‘Excess ‘patients are usually obese, have high bp, higher body temperature, more adrenaline, skin easily breaks out in pimples and are quick tempered. They would do well with a cooling diet, which I will explain below.
‘Deficient’ patients, on the other hand, are low in heat, energy, bp and are docile. They should be encouraged to have a warming diet.

‘Cooling’ & ‘Warming’ diets

The temperature, nature of food and method of cooking are very important factors that govern the suitability of the food for an individual.

The temperature of food

‘Deficient’ patients should avoid cold salads, water etc.

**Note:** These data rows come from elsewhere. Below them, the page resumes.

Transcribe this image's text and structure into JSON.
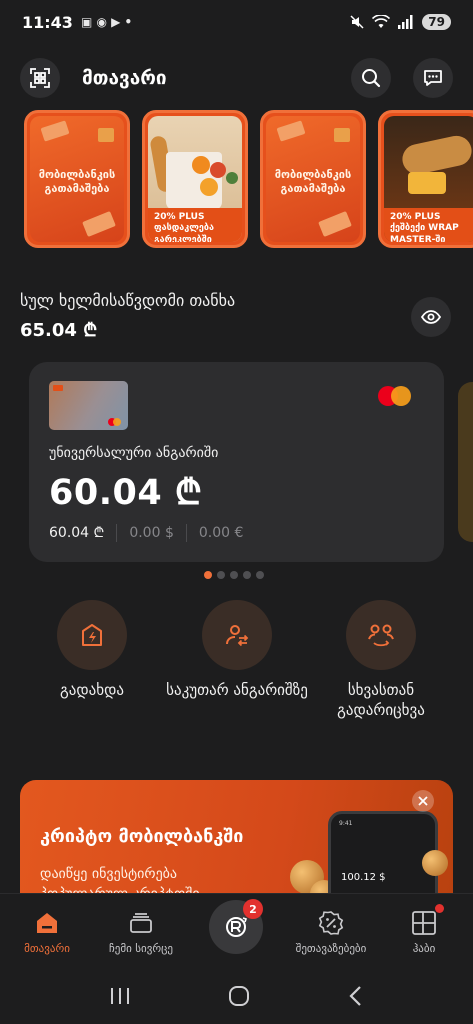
{
  "status_bar": {
    "time": "11:43",
    "mini_icons": "▣ ◉ ▶ •",
    "battery": "79"
  },
  "header": {
    "title": "მთავარი"
  },
  "stories": [
    {
      "kind": "promo",
      "text": "მობილბანკის გათამაშება"
    },
    {
      "kind": "photo",
      "caption": "20% PLUS ფასდაკლება გარეკლებში"
    },
    {
      "kind": "promo",
      "text": "მობილბანკის გათამაშება"
    },
    {
      "kind": "food",
      "caption": "20% PLUS ქეშბექი WRAP MASTER-ში"
    }
  ],
  "balance": {
    "label": "სულ ხელმისაწვდომი თანხა",
    "value": "65.04 ₾"
  },
  "account": {
    "name": "უნივერსალური ანგარიში",
    "balance": "60.04 ₾",
    "gel": "60.04 ₾",
    "usd": "0.00 $",
    "eur": "0.00 €"
  },
  "pager": {
    "count": 5,
    "active": 0
  },
  "actions": [
    {
      "label": "გადახდა",
      "icon": "payment-icon"
    },
    {
      "label": "საკუთარ ანგარიშზე",
      "icon": "own-transfer-icon"
    },
    {
      "label": "სხვასთან გადარიცხვა",
      "icon": "transfer-to-others-icon"
    }
  ],
  "promo": {
    "title": "კრიპტო მობილბანკში",
    "subtitle_line1": "დაიწყე ინვესტირება",
    "subtitle_line2": "პოპულარულ კრიპტოში",
    "phone_amount": "100.12 $",
    "phone_time": "9:41"
  },
  "bottom_nav": {
    "items": [
      {
        "label": "მთავარი",
        "icon": "home-icon",
        "active": true
      },
      {
        "label": "ჩემი სივრცე",
        "icon": "wallet-icon",
        "active": false
      },
      {
        "label": "შეთავაზებები",
        "icon": "discount-icon",
        "active": false
      },
      {
        "label": "ჰაბი",
        "icon": "hub-icon",
        "active": false
      }
    ],
    "center_badge": "2"
  },
  "colors": {
    "accent": "#f0703a",
    "background": "#1d1d1e",
    "card": "#2d2d2f",
    "badge": "#e2312e"
  }
}
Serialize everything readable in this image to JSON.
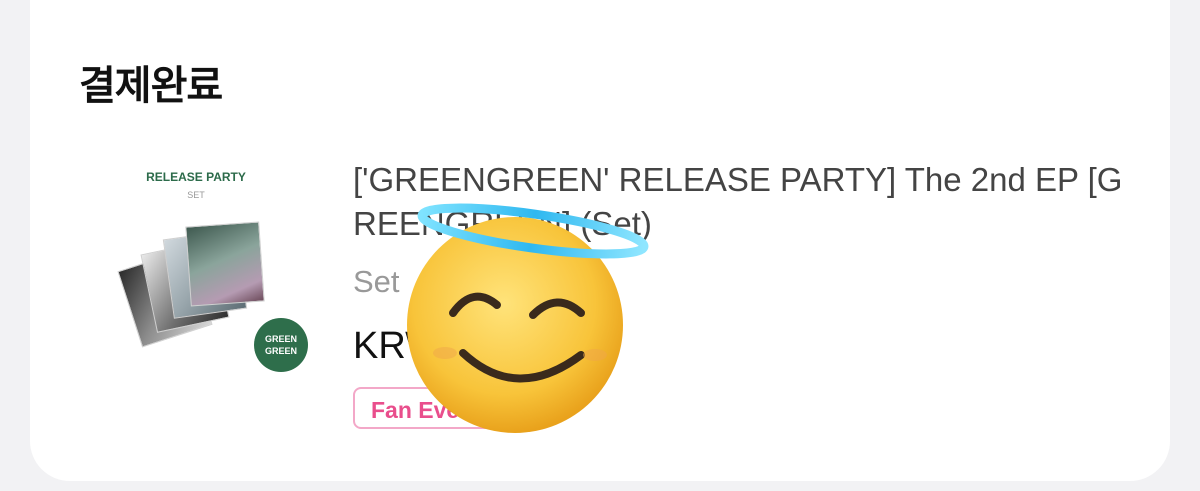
{
  "order": {
    "status": "결제완료",
    "item": {
      "thumbnail": {
        "title": "RELEASE PARTY",
        "subtitle": "SET",
        "badge_line1": "GREEN",
        "badge_line2": "GREEN"
      },
      "title": "['GREENGREEN' RELEASE PARTY] The 2nd EP [GREENGREEN] (Set)",
      "option": "Set",
      "price": "KRW",
      "tag": "Fan Event"
    }
  },
  "overlay": {
    "icon": "smiling-face-with-halo-icon"
  },
  "colors": {
    "tag_text": "#e94e8c",
    "tag_border": "#f3a8c8",
    "badge_green": "#2e6e4b"
  }
}
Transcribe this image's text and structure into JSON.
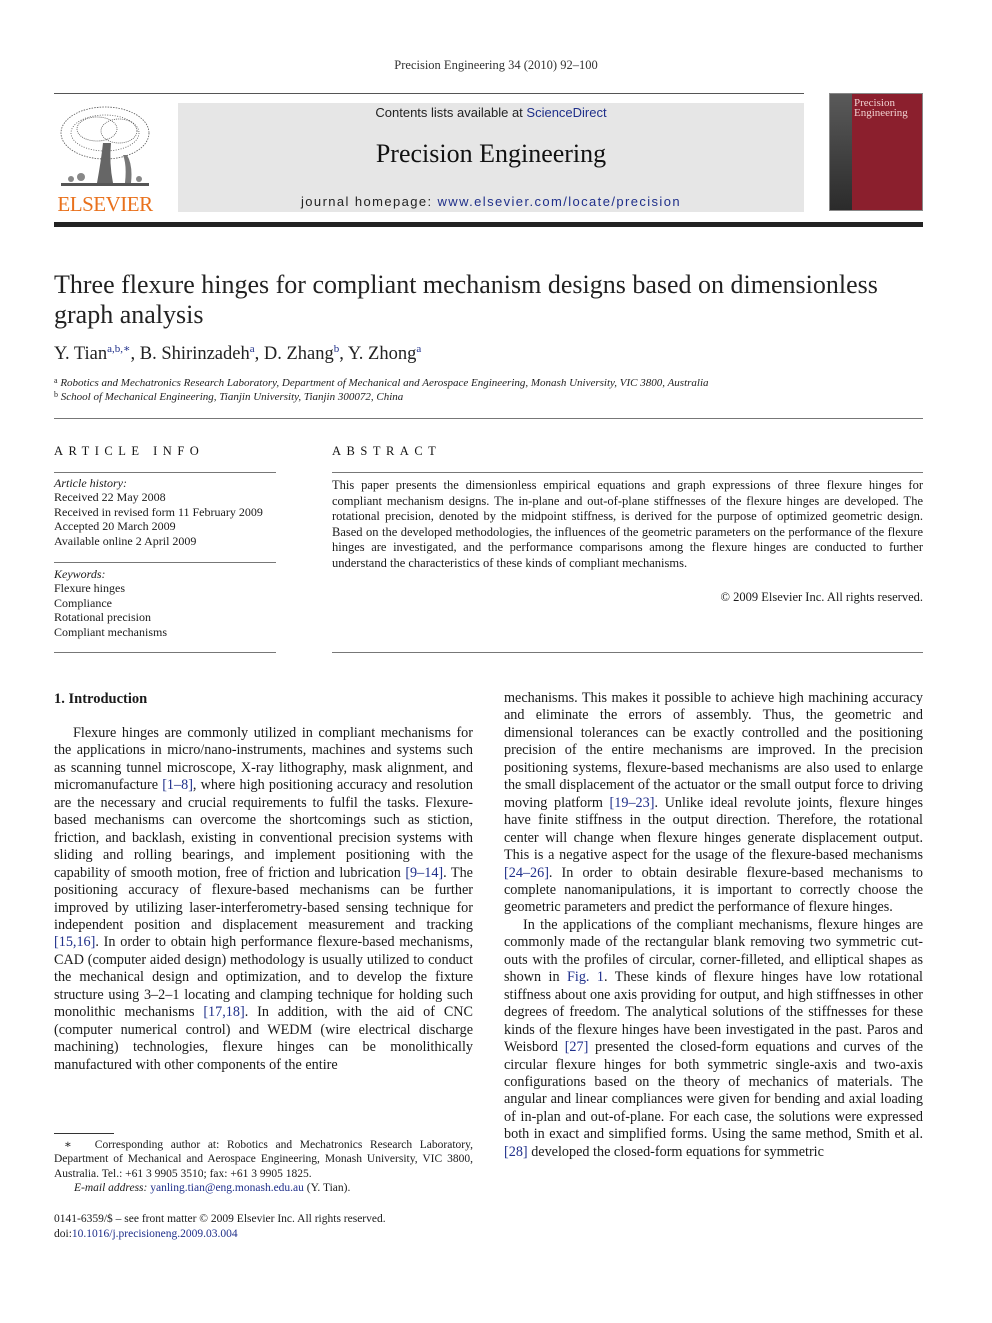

Suppose you drink 3 glasses of cold water, and urinate it out at your body temperature in a few hours. You would lose a lot of body heat in the transaction, and this would cool you down further and shift you further away from a healthy state.
‘Excess’ patients are therefore encouraged to have cold salads, sandwiches and cold water, and ‘deficient’ patients should have more hot soups, hot tea, ginger tea etc.

The nature of food

Warming foods would include hot soups, ginger tea, steaks, hamburgers, all fried food etc. Very often, the only vegetable that seems to be included in ones’ diet are French fries! However, since high bp and obesity are major concerns here in Canada, they must actually refrain from having these foods.
Cooling foods would include raw vegetables, cold fluids, fruit salads etc. Deficient people would cool down further if they took these foods and hence must limit their intake. Unfortunately, low adrenal patients, like all people with illnesses, are advised by natural practitioners to eat ‘healthy’ by including raw vegetables and fruits in their diet. This is against the Chinese medicine diet concepts and it’s been noticed that a fair number of patients that come with adrenal fatigue, are weaker and sicker because of this low energy diet they’ve been advised.

The method of cooking

The more raw the food, the more cooling it will be to the body, and the more cooked the food, the more warming it is. This is because raw food requires more energy to be digested whereas cooked and fried food are already partially broken down and need significantly less energy to digest. Therefore, a raw tomato will be more cooling than a stewed/pan fried tomato.

Patients with low adrenal function would do best to refrain from raw salads and choose cooked foods instead, to not lose further energy.

More Information on CAF

A website that will greatly help you to understand your condition, the signs and symptoms, treatment and all other aspects of it is